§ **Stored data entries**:
*** Block opens ***
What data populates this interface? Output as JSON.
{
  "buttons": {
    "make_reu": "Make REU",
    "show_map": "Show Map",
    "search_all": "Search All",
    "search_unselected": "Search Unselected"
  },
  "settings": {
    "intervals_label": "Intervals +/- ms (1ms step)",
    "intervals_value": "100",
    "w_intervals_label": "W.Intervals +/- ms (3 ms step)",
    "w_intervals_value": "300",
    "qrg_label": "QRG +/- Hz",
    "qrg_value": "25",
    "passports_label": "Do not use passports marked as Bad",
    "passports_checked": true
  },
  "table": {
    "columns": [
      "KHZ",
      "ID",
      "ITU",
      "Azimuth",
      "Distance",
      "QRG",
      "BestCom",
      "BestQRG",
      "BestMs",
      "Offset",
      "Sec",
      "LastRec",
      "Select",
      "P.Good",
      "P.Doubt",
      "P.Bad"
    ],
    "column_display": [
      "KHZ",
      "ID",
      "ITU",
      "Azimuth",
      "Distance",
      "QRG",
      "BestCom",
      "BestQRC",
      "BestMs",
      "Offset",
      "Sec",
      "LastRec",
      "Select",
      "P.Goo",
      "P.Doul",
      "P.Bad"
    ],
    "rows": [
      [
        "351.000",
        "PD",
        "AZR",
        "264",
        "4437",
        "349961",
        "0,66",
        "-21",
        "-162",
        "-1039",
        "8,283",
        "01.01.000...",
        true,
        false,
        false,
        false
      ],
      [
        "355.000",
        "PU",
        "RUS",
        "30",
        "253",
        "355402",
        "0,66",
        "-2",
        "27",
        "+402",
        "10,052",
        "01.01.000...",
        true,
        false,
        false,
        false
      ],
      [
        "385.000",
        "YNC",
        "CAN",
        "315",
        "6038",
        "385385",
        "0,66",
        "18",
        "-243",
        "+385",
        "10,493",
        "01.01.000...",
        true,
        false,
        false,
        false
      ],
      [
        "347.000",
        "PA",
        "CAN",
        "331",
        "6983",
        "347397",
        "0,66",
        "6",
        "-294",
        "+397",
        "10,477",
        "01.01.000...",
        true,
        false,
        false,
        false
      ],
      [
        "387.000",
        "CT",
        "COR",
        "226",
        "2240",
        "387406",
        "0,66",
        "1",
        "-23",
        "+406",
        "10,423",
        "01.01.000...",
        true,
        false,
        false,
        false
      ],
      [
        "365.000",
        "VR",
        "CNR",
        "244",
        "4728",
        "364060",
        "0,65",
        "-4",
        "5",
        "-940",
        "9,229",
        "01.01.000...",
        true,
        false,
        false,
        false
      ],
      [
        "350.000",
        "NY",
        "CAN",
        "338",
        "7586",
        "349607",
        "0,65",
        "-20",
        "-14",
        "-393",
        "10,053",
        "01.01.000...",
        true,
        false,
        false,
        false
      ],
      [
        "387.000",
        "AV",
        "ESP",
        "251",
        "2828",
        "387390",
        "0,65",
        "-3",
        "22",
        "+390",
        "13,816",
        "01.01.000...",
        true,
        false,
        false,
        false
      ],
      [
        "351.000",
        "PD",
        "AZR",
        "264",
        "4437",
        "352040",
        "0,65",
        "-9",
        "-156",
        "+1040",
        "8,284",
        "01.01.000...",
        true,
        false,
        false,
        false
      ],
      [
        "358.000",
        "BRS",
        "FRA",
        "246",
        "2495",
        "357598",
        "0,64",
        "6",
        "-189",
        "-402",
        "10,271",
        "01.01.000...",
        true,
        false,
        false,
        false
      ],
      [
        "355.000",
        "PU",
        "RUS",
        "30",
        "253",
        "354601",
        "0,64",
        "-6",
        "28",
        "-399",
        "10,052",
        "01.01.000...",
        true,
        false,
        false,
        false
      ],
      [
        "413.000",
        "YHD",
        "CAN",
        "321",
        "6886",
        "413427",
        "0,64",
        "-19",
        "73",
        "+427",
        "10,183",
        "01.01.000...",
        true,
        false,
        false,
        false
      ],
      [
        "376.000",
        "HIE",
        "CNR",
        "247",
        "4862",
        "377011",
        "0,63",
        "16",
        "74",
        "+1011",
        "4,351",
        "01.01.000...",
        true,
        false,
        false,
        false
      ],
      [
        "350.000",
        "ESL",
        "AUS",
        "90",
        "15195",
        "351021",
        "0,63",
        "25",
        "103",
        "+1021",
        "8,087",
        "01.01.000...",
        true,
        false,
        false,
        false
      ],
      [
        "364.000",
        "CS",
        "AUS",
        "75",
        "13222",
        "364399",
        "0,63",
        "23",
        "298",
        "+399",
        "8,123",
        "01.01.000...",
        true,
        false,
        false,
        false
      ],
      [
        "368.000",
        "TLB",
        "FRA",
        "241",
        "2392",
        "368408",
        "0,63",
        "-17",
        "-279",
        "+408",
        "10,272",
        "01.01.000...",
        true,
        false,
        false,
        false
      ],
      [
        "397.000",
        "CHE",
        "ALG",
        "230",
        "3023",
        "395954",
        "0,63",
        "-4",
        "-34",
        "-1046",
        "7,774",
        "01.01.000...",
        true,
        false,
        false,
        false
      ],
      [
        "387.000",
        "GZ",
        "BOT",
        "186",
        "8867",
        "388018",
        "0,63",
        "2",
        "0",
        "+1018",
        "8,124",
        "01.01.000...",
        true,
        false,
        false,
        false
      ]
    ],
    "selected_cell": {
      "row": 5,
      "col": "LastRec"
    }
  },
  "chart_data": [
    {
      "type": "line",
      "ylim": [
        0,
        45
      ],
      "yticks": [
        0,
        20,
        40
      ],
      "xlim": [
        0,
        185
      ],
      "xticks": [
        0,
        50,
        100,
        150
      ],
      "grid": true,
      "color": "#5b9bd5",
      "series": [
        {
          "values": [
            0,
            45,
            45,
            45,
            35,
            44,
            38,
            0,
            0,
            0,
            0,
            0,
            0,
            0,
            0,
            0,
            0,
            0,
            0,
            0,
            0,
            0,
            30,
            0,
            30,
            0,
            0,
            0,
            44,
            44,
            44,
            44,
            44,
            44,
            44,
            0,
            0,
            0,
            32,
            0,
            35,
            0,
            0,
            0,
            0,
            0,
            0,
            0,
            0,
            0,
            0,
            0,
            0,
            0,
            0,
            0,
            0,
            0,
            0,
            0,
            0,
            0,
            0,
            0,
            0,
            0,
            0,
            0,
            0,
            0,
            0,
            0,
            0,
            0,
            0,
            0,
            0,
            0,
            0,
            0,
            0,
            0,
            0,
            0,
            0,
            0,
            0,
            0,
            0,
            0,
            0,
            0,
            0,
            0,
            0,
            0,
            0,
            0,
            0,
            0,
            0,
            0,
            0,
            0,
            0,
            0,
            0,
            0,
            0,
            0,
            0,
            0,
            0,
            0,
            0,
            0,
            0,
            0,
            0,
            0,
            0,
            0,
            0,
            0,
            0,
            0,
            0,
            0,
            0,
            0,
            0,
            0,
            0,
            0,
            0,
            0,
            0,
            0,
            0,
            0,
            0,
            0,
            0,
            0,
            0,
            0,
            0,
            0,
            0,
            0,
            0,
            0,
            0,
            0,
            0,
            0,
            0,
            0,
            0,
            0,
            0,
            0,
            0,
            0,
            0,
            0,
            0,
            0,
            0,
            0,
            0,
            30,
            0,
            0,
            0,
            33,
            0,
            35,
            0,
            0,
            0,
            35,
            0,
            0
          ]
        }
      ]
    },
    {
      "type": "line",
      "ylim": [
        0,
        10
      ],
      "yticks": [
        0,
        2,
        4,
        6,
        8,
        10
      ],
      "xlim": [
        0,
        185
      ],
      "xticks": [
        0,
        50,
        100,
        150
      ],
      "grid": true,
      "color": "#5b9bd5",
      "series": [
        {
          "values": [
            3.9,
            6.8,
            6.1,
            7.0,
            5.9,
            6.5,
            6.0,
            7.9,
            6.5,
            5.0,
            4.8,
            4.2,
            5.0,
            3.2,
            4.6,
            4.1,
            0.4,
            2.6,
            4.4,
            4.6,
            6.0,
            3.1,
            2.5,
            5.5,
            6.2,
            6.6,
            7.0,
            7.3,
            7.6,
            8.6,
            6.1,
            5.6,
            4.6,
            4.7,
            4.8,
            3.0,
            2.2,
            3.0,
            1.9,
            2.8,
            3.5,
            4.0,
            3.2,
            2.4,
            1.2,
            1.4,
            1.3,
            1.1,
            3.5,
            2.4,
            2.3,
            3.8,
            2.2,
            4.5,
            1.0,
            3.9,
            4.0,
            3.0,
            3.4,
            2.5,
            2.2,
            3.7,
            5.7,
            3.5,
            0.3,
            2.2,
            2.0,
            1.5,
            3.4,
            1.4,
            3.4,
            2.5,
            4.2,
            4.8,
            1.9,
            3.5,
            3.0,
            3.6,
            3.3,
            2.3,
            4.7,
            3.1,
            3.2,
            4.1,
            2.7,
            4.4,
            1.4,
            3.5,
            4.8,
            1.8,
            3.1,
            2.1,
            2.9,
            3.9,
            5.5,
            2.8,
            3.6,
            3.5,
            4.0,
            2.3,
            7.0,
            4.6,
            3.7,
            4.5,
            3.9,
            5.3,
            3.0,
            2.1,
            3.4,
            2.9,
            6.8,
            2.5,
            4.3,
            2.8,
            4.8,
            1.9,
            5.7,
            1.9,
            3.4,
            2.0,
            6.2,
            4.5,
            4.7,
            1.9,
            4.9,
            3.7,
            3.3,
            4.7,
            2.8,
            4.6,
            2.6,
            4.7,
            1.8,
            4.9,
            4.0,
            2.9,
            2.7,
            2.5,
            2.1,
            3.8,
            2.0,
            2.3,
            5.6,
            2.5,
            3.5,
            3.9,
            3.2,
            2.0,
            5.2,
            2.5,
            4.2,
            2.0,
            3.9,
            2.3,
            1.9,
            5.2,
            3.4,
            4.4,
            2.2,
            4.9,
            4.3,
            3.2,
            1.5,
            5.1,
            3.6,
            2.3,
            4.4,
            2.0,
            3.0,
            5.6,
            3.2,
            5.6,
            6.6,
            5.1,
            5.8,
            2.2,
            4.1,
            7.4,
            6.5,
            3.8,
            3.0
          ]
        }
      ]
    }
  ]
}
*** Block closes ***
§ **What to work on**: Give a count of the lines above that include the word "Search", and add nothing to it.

§ **Output**: 2